Cowbirds are members of the blackbird family with an unsavory reputation. This species is a nest parasite—female cowbirds never build nests of their own, instead laying their eggs in the nests of other species. Despite the species’ odious habits, the satin sheen and bubbling song of a male brown-headed cowbird in the springtime can be a pleasant addition to your backyard community.
The male brown-headed cowbird is shiny black all over, save for his head, which is (as might be expected) chocolate brown. The female is drab gray-brown all over, with faint or no streaking. She can be recognized by her stout build, strong, pointed bill, and slightly notched tail.
Brown-headed cowbirds lay their eggs in the nests of other birds, such as finches and warblers. These “host” birds may eject the cowbird egg, abandon the nest, or raise it as their own. A baby cowbird often grows more quickly than its nestmates, crowding them out of the nest and eventually dwarfing its adoptive parent.
Any small songbird seen feeding a much larger fledgling has become host to a cowbird. Adult cowbirds usually forage by walking along the ground, picking at seeds and insects.
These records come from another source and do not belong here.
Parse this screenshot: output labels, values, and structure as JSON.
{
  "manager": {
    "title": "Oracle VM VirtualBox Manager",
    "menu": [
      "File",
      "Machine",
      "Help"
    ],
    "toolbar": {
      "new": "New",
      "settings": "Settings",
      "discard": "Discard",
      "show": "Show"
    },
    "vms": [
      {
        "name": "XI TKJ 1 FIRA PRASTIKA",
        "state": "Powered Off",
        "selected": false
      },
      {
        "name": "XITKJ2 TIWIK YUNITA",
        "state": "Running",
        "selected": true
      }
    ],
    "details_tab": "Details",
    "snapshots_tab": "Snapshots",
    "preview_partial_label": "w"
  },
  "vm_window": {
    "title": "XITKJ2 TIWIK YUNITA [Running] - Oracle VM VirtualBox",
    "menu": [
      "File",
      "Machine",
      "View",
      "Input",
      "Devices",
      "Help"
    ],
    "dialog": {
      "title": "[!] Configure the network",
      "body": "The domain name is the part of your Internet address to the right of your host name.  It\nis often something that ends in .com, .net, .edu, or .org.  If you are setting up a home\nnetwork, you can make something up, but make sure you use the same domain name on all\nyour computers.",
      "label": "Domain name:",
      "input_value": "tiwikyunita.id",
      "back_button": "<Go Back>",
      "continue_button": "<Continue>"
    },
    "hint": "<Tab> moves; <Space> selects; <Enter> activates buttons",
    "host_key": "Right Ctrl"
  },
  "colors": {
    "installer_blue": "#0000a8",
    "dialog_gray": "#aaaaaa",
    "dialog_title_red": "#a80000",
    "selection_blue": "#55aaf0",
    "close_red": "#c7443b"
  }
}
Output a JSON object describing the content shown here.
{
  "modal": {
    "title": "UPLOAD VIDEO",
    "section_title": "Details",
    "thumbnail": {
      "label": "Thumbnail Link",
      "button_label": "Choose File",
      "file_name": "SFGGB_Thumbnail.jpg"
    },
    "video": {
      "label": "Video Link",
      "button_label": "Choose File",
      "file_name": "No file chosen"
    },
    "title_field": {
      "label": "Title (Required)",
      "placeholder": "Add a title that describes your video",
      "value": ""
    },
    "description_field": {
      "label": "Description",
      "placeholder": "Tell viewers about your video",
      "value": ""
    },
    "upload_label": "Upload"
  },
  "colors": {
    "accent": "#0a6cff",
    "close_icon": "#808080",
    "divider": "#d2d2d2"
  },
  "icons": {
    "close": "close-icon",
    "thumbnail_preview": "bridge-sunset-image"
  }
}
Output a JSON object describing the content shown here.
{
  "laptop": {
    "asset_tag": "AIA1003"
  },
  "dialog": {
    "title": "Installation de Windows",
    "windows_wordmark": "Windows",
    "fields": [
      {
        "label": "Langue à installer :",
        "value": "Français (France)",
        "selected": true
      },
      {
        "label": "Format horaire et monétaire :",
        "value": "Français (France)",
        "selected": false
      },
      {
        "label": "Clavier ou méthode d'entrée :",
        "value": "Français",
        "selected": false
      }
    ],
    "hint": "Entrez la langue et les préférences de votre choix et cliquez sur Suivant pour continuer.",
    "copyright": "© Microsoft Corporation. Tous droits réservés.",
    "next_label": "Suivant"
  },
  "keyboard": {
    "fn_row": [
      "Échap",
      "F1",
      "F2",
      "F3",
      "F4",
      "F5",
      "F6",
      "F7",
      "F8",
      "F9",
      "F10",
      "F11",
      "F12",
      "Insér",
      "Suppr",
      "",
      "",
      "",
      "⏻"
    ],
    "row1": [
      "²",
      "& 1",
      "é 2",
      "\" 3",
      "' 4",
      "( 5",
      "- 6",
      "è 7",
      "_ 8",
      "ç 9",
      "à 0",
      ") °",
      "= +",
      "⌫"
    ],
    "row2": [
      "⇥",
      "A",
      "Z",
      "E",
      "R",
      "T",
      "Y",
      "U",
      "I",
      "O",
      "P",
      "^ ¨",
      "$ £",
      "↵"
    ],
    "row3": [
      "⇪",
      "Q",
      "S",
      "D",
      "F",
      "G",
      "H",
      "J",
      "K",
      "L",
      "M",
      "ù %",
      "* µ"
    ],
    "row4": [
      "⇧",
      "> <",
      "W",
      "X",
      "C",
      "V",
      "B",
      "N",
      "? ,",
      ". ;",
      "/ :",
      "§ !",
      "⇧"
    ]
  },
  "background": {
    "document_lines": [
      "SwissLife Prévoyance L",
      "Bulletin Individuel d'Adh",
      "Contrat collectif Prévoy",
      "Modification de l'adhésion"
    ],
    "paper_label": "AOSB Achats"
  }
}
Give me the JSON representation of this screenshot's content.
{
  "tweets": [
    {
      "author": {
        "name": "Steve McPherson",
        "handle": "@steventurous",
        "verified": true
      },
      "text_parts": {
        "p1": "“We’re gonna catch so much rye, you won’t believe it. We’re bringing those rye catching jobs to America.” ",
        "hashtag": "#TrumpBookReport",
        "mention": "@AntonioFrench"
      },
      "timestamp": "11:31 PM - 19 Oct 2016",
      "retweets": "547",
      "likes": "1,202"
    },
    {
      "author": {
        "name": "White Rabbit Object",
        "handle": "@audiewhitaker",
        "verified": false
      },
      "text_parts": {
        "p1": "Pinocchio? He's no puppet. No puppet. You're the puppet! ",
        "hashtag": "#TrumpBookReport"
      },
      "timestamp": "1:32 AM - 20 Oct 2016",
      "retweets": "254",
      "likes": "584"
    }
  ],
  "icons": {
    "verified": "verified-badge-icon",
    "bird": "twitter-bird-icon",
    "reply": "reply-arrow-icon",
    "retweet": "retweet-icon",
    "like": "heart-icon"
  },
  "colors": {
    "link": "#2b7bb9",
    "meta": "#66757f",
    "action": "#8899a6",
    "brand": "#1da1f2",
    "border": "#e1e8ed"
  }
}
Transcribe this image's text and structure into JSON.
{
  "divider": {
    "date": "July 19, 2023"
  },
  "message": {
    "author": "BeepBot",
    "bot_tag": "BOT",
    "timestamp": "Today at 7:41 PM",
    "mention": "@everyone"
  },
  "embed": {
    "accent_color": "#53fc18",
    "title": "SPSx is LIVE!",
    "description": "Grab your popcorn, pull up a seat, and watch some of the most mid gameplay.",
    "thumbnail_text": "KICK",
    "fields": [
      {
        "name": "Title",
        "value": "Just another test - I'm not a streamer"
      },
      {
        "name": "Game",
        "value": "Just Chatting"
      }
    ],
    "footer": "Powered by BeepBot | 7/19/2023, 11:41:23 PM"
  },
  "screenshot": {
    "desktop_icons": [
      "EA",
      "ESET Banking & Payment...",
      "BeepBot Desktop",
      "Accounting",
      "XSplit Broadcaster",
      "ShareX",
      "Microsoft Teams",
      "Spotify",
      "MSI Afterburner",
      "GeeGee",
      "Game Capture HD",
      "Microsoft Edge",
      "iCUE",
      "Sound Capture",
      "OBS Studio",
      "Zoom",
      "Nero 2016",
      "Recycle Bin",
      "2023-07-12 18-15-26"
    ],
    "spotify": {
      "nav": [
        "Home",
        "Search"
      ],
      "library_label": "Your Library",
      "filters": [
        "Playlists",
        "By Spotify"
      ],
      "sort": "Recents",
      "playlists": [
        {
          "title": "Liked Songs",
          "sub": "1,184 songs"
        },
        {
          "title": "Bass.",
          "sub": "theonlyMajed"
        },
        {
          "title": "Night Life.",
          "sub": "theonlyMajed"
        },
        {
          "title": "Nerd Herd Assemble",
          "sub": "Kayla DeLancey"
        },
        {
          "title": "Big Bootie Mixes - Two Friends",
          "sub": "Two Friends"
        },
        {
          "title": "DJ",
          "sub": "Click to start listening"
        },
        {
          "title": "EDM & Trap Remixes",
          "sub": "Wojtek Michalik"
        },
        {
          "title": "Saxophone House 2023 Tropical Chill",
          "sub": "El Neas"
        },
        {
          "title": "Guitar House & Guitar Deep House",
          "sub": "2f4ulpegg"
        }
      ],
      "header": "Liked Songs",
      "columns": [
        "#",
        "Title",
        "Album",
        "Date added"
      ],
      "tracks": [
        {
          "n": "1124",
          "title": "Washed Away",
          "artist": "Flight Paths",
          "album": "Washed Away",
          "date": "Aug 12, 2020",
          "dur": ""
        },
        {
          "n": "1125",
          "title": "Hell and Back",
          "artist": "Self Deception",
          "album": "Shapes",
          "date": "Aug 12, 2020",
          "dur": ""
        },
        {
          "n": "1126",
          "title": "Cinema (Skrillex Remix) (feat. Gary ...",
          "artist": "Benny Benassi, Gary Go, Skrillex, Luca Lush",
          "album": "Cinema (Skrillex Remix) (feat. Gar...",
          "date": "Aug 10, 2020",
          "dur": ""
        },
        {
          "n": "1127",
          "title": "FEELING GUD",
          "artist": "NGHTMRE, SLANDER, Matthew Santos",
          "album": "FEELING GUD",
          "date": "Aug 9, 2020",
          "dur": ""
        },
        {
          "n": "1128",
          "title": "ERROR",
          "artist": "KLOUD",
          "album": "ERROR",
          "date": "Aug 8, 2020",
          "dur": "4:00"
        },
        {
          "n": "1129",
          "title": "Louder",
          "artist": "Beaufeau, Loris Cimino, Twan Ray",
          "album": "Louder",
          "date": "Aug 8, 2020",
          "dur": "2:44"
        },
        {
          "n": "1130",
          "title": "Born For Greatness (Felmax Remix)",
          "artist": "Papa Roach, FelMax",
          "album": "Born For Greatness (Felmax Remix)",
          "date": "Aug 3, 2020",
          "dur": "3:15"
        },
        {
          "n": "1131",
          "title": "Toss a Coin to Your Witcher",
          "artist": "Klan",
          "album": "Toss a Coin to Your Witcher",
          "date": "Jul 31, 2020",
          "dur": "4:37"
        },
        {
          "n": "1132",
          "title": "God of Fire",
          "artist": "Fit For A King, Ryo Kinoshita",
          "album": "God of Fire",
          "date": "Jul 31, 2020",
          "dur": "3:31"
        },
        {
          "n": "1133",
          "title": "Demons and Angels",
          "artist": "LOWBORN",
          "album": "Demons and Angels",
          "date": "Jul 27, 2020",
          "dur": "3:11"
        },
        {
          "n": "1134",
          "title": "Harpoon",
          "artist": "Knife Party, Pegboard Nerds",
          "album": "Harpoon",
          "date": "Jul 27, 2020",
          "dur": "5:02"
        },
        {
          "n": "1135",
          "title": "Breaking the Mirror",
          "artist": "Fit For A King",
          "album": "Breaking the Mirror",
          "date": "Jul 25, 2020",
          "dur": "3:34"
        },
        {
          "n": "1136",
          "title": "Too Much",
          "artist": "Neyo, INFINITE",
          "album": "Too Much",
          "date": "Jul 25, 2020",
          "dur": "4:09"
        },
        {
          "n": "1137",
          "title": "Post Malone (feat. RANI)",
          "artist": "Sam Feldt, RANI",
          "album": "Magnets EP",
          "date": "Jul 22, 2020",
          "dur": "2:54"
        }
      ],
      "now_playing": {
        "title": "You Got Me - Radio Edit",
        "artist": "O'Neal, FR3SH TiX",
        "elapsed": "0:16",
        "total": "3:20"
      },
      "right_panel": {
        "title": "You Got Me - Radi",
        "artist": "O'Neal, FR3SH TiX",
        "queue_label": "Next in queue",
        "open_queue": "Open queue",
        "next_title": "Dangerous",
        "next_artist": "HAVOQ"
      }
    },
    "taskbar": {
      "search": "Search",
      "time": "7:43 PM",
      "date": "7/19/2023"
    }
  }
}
The song of the male, which is often given repeatedly as the male pursues a female from ground, to tree, and onward, is a short, bubbly glub-GLEE!
Brown-headed cowbirds are widespread and stable or increasing as breeding birds in Massachusetts. They often form flocks and feed in agricultural areas during fall and winter, but winter counts of this species have dropped significantly in Massachusetts over the past few decades. Learn more in our Breeding Bird Atlas 2